Please copy each line from the entries that contains the string "icon".

AVAILABLE DATA START

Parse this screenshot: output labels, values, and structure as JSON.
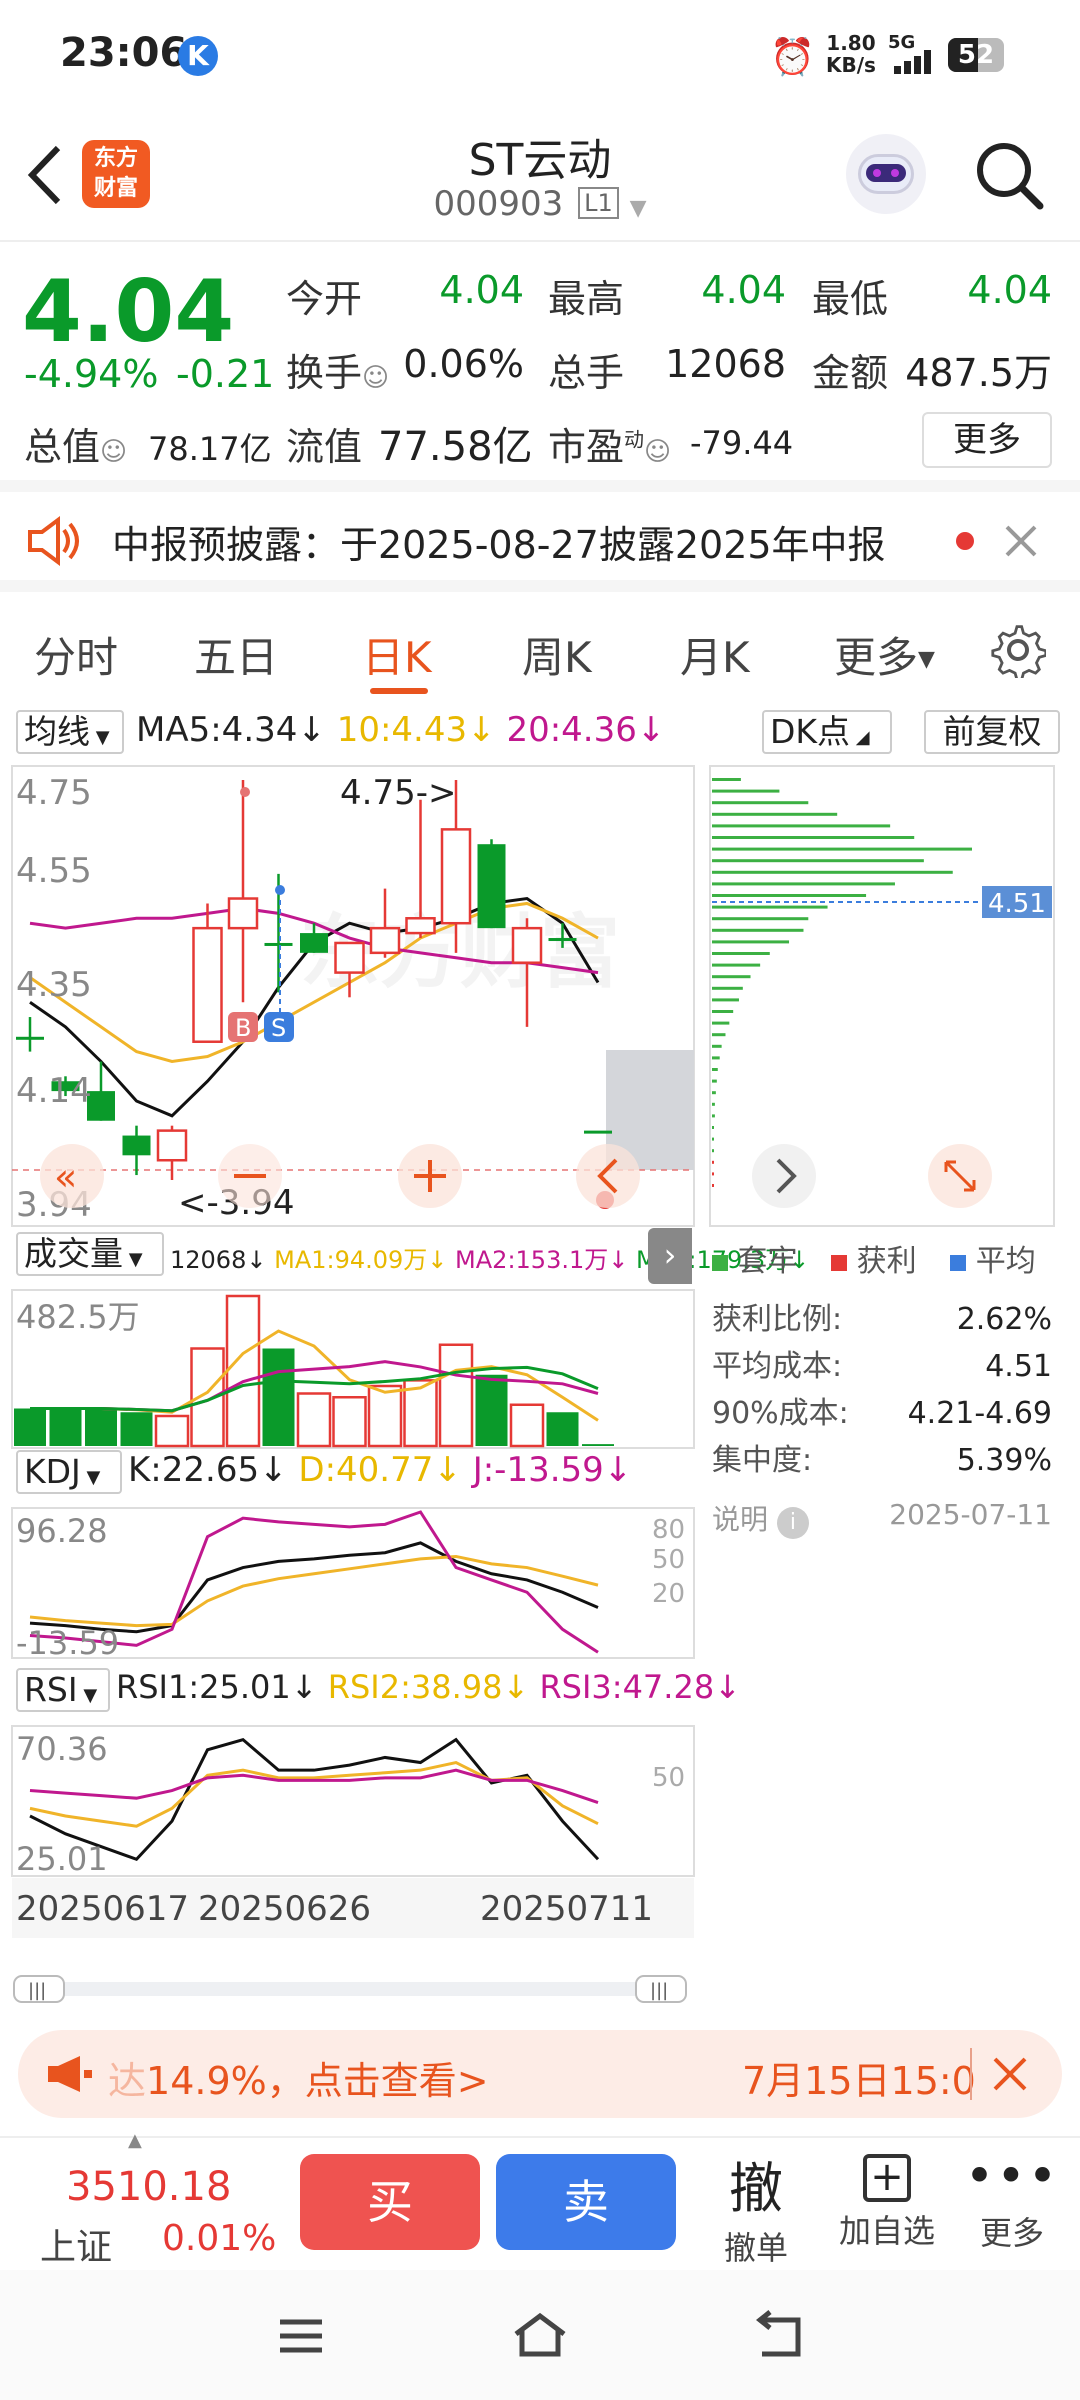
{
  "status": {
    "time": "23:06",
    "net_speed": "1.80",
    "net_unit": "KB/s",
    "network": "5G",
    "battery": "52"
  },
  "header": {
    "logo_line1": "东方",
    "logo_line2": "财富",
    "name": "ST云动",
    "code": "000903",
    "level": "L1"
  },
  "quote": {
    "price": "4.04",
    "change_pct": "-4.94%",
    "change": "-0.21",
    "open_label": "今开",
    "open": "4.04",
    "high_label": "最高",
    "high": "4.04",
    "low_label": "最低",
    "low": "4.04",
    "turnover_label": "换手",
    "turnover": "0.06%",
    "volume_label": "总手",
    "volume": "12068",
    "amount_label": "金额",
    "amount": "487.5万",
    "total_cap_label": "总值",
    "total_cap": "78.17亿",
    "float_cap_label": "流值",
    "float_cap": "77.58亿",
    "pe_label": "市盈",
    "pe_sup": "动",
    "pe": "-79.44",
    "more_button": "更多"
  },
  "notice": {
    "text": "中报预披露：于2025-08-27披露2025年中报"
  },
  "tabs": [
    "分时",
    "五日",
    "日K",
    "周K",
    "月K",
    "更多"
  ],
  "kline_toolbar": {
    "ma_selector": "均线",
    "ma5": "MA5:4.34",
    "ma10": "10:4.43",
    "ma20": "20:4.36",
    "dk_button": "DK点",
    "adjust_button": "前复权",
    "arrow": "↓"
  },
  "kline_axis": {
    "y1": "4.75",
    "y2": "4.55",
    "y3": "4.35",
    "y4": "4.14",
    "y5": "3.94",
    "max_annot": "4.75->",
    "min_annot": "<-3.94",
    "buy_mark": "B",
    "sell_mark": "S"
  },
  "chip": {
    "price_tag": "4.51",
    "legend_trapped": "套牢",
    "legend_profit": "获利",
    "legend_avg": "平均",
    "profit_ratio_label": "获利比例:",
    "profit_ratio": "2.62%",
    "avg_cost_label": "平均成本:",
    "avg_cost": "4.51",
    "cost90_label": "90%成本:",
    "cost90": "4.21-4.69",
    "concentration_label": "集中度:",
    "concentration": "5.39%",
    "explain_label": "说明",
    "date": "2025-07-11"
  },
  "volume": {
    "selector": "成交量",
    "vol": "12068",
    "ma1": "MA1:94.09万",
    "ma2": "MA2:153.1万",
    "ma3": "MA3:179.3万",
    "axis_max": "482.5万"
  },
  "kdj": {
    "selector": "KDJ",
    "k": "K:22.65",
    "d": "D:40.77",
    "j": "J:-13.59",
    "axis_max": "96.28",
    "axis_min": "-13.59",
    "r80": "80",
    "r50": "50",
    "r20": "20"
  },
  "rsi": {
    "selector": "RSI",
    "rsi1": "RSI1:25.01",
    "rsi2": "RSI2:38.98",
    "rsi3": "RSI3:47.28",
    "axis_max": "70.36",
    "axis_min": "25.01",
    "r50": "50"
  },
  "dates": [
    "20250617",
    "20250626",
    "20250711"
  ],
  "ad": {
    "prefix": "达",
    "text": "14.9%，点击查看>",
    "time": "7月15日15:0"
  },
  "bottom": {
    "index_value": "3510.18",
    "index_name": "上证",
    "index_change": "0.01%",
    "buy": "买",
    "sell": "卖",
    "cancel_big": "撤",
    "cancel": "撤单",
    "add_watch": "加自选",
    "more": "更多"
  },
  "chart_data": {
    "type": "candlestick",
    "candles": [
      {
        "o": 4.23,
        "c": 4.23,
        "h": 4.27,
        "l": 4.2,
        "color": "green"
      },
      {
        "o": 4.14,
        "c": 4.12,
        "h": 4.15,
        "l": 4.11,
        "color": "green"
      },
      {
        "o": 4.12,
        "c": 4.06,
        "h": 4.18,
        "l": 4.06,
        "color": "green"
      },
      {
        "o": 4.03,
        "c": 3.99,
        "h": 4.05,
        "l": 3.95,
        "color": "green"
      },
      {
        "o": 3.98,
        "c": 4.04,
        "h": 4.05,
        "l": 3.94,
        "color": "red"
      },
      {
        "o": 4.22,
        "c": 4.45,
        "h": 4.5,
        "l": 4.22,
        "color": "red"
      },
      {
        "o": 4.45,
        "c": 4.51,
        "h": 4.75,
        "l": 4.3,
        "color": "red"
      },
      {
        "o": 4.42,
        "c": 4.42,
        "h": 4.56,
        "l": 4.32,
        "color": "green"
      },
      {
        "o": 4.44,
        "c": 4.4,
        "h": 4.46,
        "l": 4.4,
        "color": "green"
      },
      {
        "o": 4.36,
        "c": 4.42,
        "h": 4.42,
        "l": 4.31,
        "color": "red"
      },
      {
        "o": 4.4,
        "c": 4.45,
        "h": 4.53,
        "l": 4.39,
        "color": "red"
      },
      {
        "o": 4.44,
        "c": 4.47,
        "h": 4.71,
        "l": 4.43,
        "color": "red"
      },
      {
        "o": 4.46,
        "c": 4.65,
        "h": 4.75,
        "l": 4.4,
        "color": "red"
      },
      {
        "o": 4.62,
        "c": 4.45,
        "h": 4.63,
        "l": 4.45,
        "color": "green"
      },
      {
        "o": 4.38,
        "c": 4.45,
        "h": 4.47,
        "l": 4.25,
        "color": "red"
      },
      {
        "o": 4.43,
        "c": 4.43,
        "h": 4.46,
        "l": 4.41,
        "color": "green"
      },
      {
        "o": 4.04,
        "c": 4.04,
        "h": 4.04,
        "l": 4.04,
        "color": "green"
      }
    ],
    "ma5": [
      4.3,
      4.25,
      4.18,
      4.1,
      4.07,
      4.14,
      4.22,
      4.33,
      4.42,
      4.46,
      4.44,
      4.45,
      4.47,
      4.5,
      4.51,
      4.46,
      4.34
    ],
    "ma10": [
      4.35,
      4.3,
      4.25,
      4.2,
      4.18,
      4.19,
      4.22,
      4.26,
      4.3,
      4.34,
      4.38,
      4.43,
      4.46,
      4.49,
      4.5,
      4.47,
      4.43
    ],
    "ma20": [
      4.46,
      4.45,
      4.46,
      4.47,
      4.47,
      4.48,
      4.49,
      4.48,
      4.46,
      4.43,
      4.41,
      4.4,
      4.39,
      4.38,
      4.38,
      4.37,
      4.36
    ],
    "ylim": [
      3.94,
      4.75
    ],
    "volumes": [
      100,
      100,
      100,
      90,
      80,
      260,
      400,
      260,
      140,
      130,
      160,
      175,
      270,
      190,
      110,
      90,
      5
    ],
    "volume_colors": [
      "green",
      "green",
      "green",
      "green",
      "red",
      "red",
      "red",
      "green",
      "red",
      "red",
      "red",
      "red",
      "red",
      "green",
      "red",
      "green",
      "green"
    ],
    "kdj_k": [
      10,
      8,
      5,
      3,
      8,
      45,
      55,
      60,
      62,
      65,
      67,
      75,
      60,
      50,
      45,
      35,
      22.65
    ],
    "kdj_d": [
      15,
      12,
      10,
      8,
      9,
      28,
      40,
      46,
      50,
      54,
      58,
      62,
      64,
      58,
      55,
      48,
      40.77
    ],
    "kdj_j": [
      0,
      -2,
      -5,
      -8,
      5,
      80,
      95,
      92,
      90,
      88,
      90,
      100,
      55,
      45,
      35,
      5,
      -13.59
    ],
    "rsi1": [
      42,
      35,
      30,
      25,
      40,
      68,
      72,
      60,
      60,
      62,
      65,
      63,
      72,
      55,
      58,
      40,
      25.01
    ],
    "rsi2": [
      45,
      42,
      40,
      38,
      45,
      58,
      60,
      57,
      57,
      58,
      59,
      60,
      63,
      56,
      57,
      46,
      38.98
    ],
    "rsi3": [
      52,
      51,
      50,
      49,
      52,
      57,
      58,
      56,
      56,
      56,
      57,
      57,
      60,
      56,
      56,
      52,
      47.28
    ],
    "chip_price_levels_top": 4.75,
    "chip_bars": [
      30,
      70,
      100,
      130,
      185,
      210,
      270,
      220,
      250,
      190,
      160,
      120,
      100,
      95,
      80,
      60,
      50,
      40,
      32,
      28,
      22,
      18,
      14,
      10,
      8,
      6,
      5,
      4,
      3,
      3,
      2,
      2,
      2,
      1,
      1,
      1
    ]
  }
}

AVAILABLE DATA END
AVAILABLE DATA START

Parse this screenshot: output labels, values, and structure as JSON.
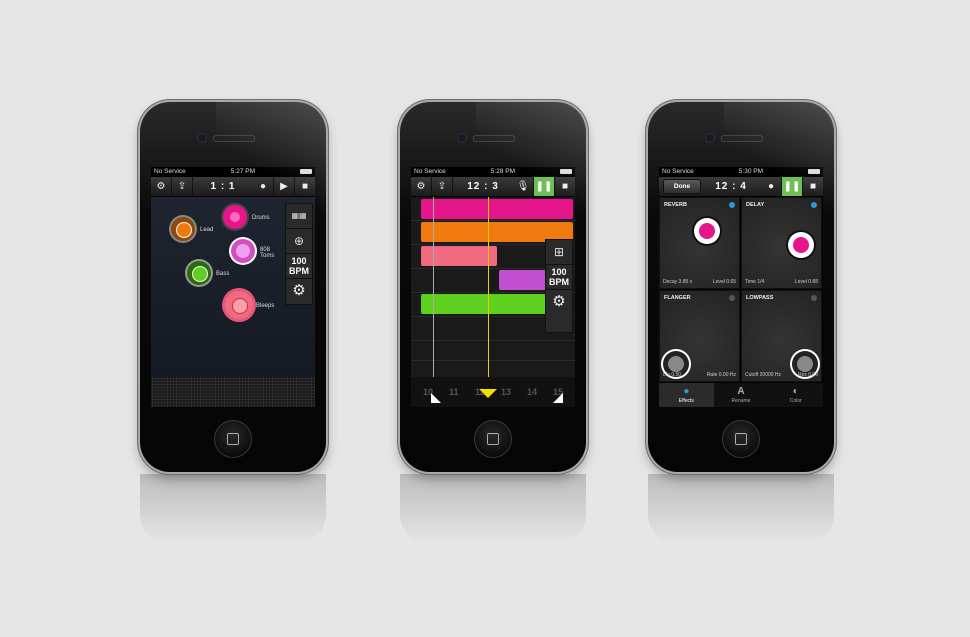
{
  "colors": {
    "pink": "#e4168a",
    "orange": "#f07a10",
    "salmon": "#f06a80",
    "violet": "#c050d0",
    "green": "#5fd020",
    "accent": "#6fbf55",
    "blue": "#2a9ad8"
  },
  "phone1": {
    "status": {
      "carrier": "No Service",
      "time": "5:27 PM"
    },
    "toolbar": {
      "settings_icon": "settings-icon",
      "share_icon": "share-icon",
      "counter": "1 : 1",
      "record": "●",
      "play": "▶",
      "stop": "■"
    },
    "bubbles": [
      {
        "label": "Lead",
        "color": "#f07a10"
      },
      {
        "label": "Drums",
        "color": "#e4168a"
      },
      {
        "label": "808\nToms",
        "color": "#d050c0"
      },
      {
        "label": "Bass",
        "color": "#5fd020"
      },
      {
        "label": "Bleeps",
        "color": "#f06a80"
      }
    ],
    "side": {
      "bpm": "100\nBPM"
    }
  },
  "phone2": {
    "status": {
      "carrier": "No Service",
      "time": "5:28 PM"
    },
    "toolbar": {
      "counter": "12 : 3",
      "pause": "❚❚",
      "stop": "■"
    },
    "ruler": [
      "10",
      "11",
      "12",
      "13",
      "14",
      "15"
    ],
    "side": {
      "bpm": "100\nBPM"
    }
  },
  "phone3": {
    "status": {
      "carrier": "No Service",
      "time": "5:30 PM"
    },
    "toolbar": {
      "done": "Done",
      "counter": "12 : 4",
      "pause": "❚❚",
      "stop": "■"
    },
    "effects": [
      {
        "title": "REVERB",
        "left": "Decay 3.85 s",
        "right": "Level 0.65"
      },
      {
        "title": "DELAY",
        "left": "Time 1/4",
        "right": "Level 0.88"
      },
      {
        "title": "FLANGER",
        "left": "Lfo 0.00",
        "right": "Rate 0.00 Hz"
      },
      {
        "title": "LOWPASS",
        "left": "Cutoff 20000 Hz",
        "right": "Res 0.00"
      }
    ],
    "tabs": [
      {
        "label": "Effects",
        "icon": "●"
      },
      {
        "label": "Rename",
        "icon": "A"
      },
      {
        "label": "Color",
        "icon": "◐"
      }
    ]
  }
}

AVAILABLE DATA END

SOLUTION TO THIS TASK |
      "settings_icon": "settings-icon",
      "share_icon": "share-icon",
        "icon": "●"
        "icon": "A"
        "icon": "◐"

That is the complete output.